In a creative loophole, filmmakers in the late ‘80s realized that if they wanted to make a James Bond movie without owning the rights to the material, they should just make a biopic of Bond’s creator Ian Fleming– then pose the actor playing Fleming next to a sexy woman whilst holding a gun for the VHS cover– then reward yourself with copious amounts of cocaine (I assume, it was the ‘80s).
First up was Charles Dance (you might recognize him as Tywin Lannister from Game of Thrones… nerd) in 1989’s Goldeneye: The Secret Life of Ian Fleming- The Real James Bond. You might notice that the name Goldeneye was eventually reused in the 1995 Pierce Brosnan Bond outing, no doubt leading to a lot of disappointed Blockbuster patrons getting the wrong movie by mistake. This was followed in 1990 by Spymaker: The Secret Life of Ian Fleming (for a “secret” life, a lot of people sure made movies about it). This flick featured the Evil Knievel of stunt casting—Jason Connery, Sean’s son, plays Fleming, thus crushing my long-held belief that Sean Connery’s son is Indiana Jones.
3. James Pond: Underwater Agent
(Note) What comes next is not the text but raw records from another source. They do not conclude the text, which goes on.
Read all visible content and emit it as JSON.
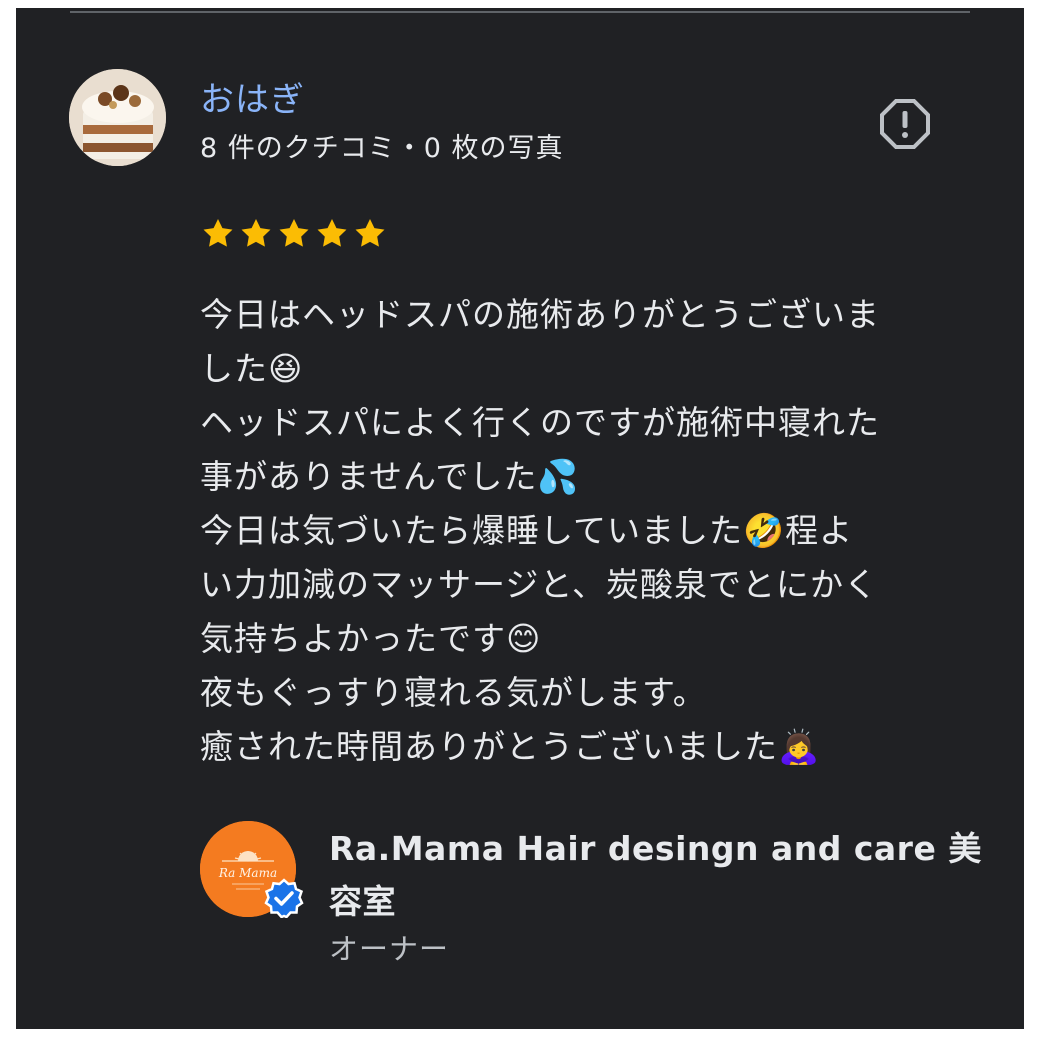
{
  "review": {
    "reviewer_name": "おはぎ",
    "reviewer_meta": "8 件のクチコミ・0 枚の写真",
    "rating": 5,
    "star_color": "#fbbc04",
    "report_icon": "report-icon",
    "lines": [
      "今日はヘッドスパの施術ありがとうございま",
      "した😆",
      "ヘッドスパによく行くのですが施術中寝れた",
      "事がありませんでした💦",
      "今日は気づいたら爆睡していました🤣程よ",
      "い力加減のマッサージと、炭酸泉でとにかく",
      "気持ちよかったです😊",
      "夜もぐっすり寝れる気がします。",
      "癒された時間ありがとうございました🙇‍♀️"
    ]
  },
  "owner": {
    "logo_text": "Ra Mama",
    "name_line1": "Ra.Mama Hair desingn and care 美",
    "name_line2": "容室",
    "role": "オーナー",
    "badge_icon": "verified-badge-icon",
    "brand_color": "#f47b20"
  },
  "colors": {
    "background": "#202124",
    "name_link": "#8ab4f8",
    "text": "#e8eaed",
    "secondary_text": "#bdc1c6"
  }
}
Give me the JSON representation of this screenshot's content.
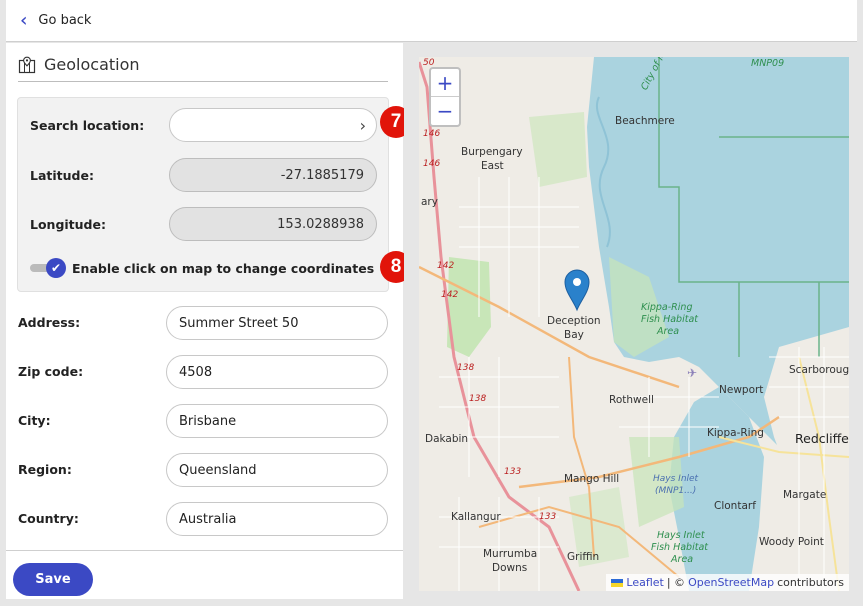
{
  "topbar": {
    "back_label": "Go back"
  },
  "section": {
    "title": "Geolocation"
  },
  "geo": {
    "search_label": "Search location:",
    "search_value": "",
    "latitude_label": "Latitude:",
    "latitude_value": "-27.1885179",
    "longitude_label": "Longitude:",
    "longitude_value": "153.0288938",
    "toggle_label": "Enable click on map to change coordinates",
    "toggle_on": true
  },
  "address": {
    "address_label": "Address:",
    "address_value": "Summer Street 50",
    "zip_label": "Zip code:",
    "zip_value": "4508",
    "city_label": "City:",
    "city_value": "Brisbane",
    "region_label": "Region:",
    "region_value": "Queensland",
    "country_label": "Country:",
    "country_value": "Australia"
  },
  "actions": {
    "save_label": "Save"
  },
  "badges": {
    "seven": "7",
    "eight": "8"
  },
  "map": {
    "zoom_in": "+",
    "zoom_out": "−",
    "attribution_leaflet": "Leaflet",
    "attribution_sep": "| ©",
    "attribution_osm": "OpenStreetMap",
    "attribution_tail": "contributors",
    "labels": {
      "beachmere": "Beachmere",
      "burpengary1": "Burpengary",
      "burpengary2": "East",
      "deception1": "Deception",
      "deception2": "Bay",
      "rothwell": "Rothwell",
      "newport": "Newport",
      "scarborough": "Scarboroug",
      "kippa": "Kippa-Ring",
      "redcliffe": "Redcliffe",
      "dakabin": "Dakabin",
      "mango": "Mango Hill",
      "kallangur": "Kallangur",
      "clontarf": "Clontarf",
      "margate": "Margate",
      "woody": "Woody Point",
      "murrumba1": "Murrumba",
      "murrumba2": "Downs",
      "griffin": "Griffin",
      "mnp": "MNP09",
      "kippa_fish1": "Kippa-Ring",
      "kippa_fish2": "Fish Habitat",
      "kippa_fish3": "Area",
      "hays1": "Hays Inlet",
      "hays2": "(MNP1...)",
      "hays_fish1": "Hays Inlet",
      "hays_fish2": "Fish Habitat",
      "hays_fish3": "Area",
      "city_moreton": "City of More",
      "r50": "50",
      "r146a": "146",
      "r146b": "146",
      "r142a": "142",
      "r142b": "142",
      "r138a": "138",
      "r138b": "138",
      "r133a": "133",
      "r133b": "133",
      "ary": "ary"
    },
    "colors": {
      "water": "#aad3df",
      "park": "#c8e6b8",
      "marker": "#2a81cb"
    }
  }
}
There are no international courts willing to adjudicate upon the quality or cleverness of a pop-culture parodies. Due to this gross legal oversight, as well as Justice Thurgood Marshall’s refusal to define “blatant rip-off” in 1986’s landmark Hasbro v. Go-Bots trial, the early ‘90s were a Golden Age of not-so-thinly veiled counterfeits. Sadly this was one fate 007 would not be able to evade. After an exercise in which several professional video game designers went through all the words ending with ‘ond’, James Pond: Underwater Agent was born.
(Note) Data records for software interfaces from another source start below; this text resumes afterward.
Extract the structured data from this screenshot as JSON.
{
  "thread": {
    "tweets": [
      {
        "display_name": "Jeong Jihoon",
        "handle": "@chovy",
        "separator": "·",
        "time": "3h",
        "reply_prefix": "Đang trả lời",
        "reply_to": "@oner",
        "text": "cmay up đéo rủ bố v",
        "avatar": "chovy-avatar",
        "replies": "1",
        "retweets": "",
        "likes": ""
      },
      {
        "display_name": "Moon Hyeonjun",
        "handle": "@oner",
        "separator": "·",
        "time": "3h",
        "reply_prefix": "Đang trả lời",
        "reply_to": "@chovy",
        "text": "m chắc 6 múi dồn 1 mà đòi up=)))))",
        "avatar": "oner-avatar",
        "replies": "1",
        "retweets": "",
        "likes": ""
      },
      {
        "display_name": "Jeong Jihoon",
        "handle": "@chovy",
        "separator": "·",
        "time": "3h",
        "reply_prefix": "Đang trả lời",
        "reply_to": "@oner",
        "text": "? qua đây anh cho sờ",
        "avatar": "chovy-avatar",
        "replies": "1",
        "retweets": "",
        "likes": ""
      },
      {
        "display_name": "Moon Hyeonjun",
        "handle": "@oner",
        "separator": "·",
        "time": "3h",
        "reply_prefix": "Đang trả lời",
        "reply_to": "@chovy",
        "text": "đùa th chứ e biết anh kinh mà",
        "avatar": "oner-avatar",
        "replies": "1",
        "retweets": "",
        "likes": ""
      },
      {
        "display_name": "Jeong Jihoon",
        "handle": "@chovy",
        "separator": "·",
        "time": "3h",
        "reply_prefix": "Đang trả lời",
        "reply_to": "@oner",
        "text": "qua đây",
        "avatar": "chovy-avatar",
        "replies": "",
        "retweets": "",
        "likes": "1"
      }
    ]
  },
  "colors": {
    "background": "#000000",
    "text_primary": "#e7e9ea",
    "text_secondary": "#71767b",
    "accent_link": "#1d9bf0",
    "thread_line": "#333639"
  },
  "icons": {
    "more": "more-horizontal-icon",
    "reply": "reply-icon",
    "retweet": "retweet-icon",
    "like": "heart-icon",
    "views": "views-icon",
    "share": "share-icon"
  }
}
Not content to steal from only one beloved franchise, a quick look at the game play in James Pond reveals more thievery, witness Exhibit A) . First, around the 1:40 mark, Pond warps from a sewer pipe then not ten seconds later he’s jumping and hitting the air to make coins pop out of invisible boxes. Mario & Bond should file a joint injunction! Pond’s most recent adventure, 2011’s James Pond and the Deathly Shallows (available on iPhone & iPad) is apparently a waste of your time.
2. Dr. Bashir (from “Our Man Bashir” on Deep Space Nine)
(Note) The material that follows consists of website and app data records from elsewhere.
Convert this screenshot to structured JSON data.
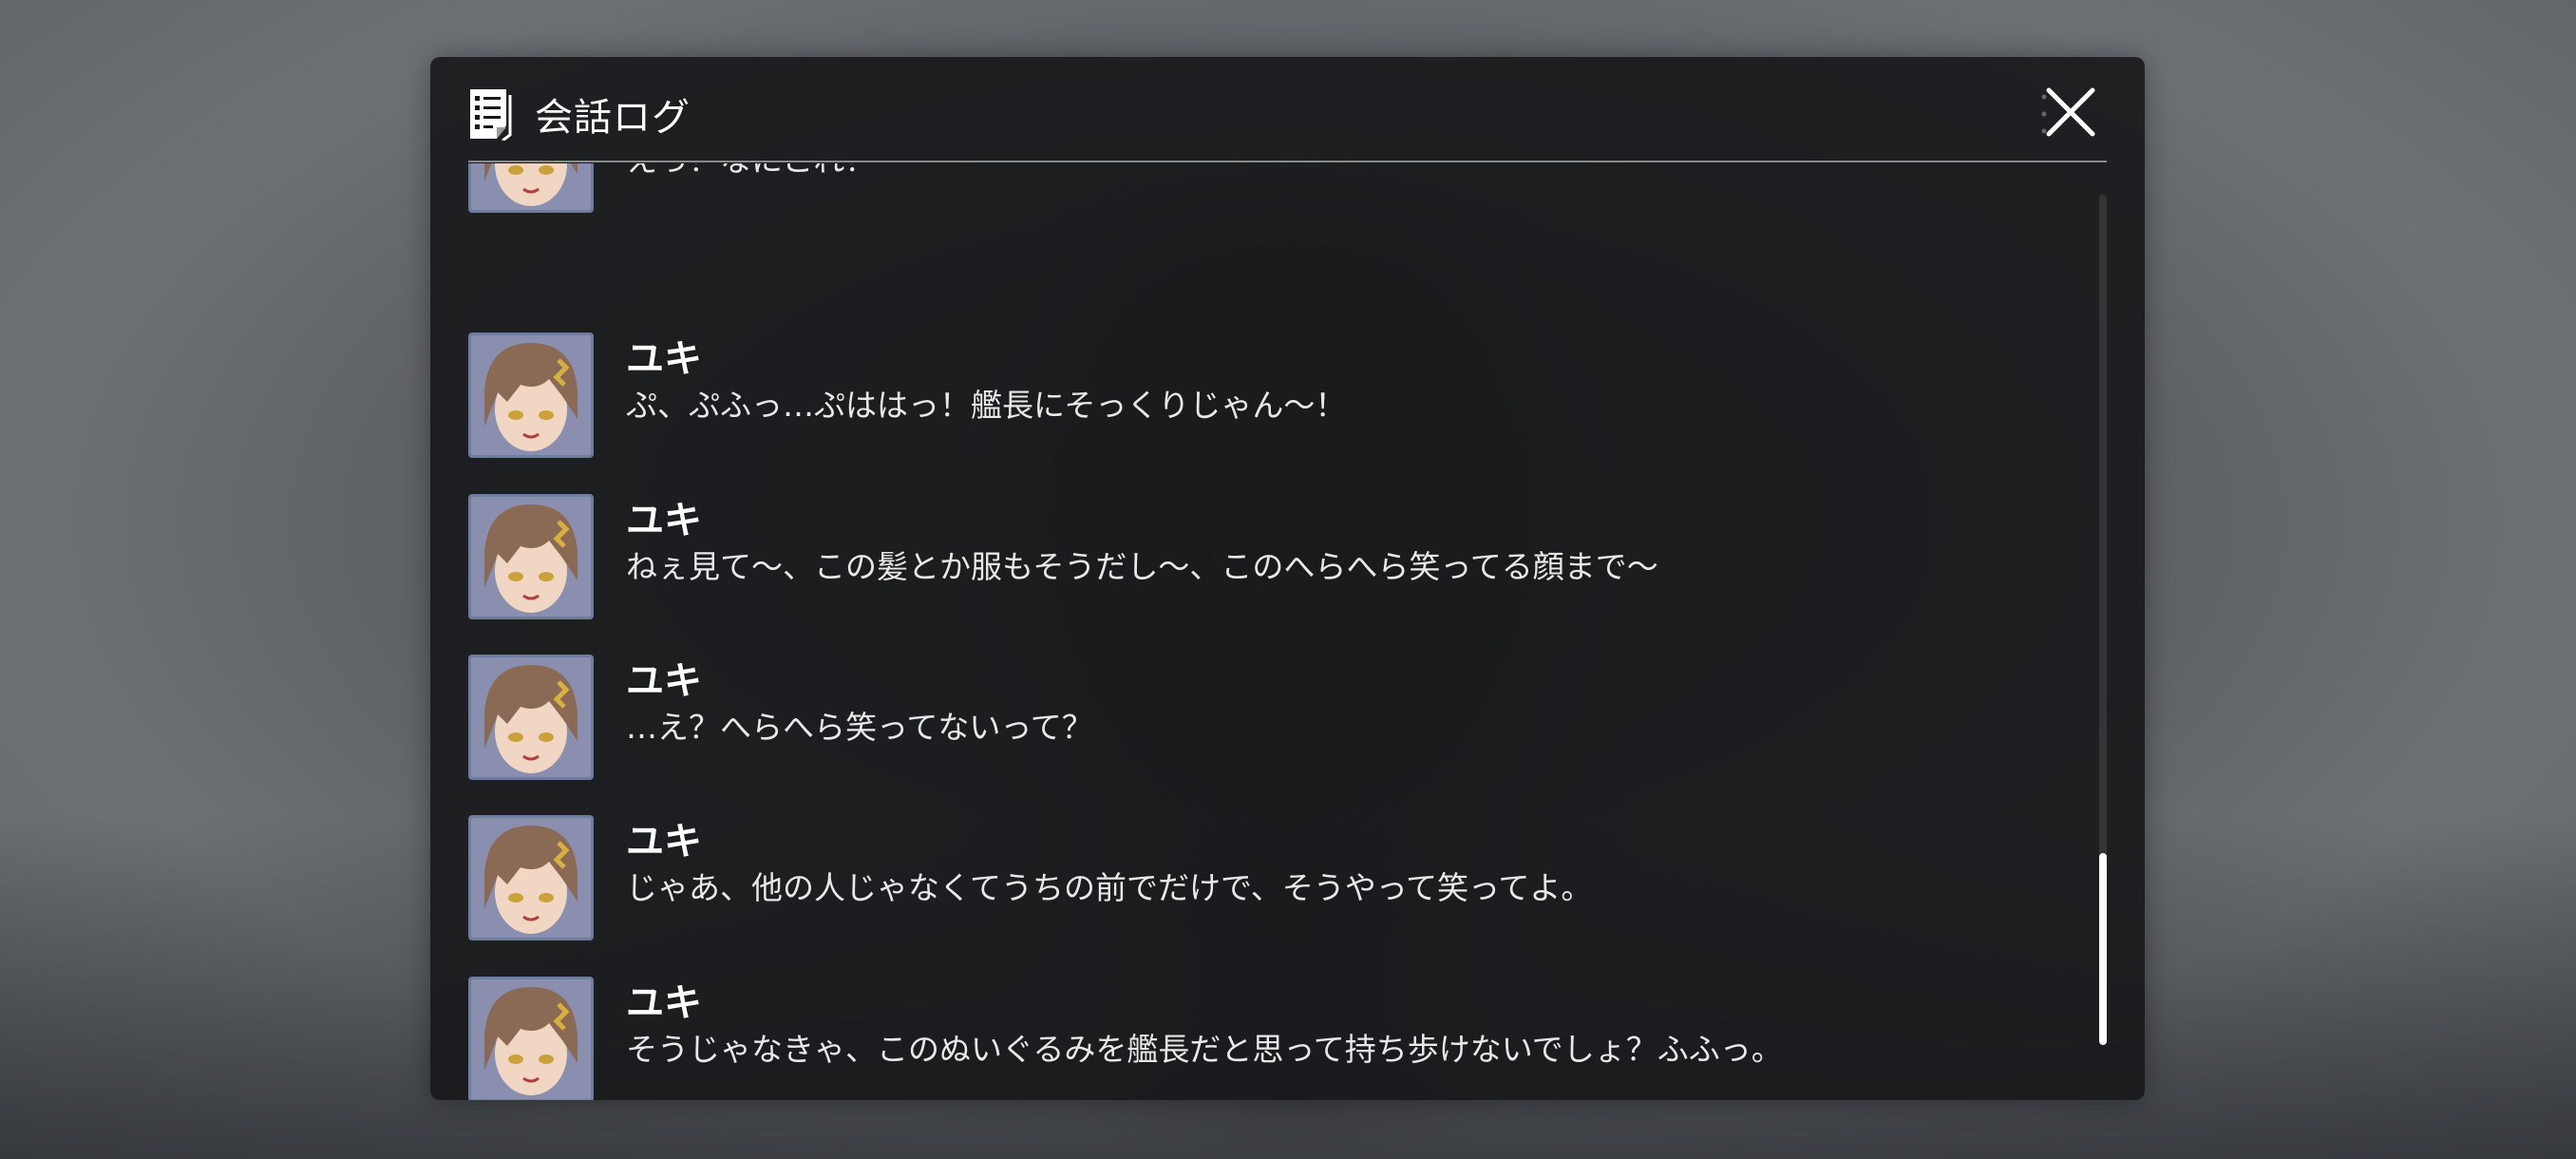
{
  "window": {
    "title": "会話ログ"
  },
  "icons": {
    "log": "document-list-icon",
    "close": "close-x-icon"
  },
  "entries": [
    {
      "speaker": "",
      "text": "えっ？なにこれ？"
    },
    {
      "speaker": "ユキ",
      "text": "ぷ、ぷふっ…ぷははっ！艦長にそっくりじゃん〜！"
    },
    {
      "speaker": "ユキ",
      "text": "ねぇ見て〜、この髪とか服もそうだし〜、このへらへら笑ってる顔まで〜"
    },
    {
      "speaker": "ユキ",
      "text": "…え？へらへら笑ってないって？"
    },
    {
      "speaker": "ユキ",
      "text": "じゃあ、他の人じゃなくてうちの前でだけで、そうやって笑ってよ。"
    },
    {
      "speaker": "ユキ",
      "text": "そうじゃなきゃ、このぬいぐるみを艦長だと思って持ち歩けないでしょ？ふふっ。"
    }
  ],
  "colors": {
    "panel": "#16171a",
    "text": "#e8e8e8",
    "avatar_border": "#6e7c9e"
  }
}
Even the wimpiest names benefit from the “Bond, James Bond” treatment; and Deep Space Nine’s prissy, tennis playing doctor Julian Bashir is no exception. Produced to capitalize upon the hype of Goldeneye, this episode paid homage to Bond as well as other spy heroes by having the DS9 crew trapped in a Bond-esque holonovel (as their transporter patterns are accidentally saved to the wrong folder on the station computer). Under control of the program Sisko, Worf, O’Brien et al become bad-ass Bond villains, which is nice for them because there just aren’t as many adventures to be had when you’re stuck on a space station all the time. O’Brien gets to wear an eye-patch (presumably at the cost of an eye) and Worf becomes a cigar smoking baccarat player, which is setting a pretty bad example for Alexander.
MGM for their part wasn’t amused and a cadre of Ferengi lawyers drafted an angry letter, so when the holonovel idea came back around for the fifth season the Bond clichés were watered down, not unlike the drinks at Quark’s Bar.
1. Neil Connery (Operation Kid Brother)
In 1967, the same year the classic Bond film You Only Live Twice was released, Italy produced its own contribution to the Bond legend—a Bond knock-off entitled Operation Kid Brother starring Neil Connery (Sean’s younger brother) as—drum-roll—Dr. Neil Connery! I mean, I know he wasn’t an actor, but could he really not use a different name? Here’s the kicker, the film co-starred Bernard Lee and Lois Maxwell who played M and Moneypenny in the actual Bond movies! That’s like if Daniel Radcliffe’s brother made a wizard movie with Alan Rickman and Maggie Smith. Also, according to Wikipedia, Lee and Maxwell claimed they were paid more to appear in Operation Kid Brother than they were for any of the Bond films! It’s a pretty dreadful film (it’s even featured in a Mystery Science Theater 3000 episode), but the one highlight is a score by legendary composer Ennio Moricone– thus the Spaghetti Spy Farce genre was born.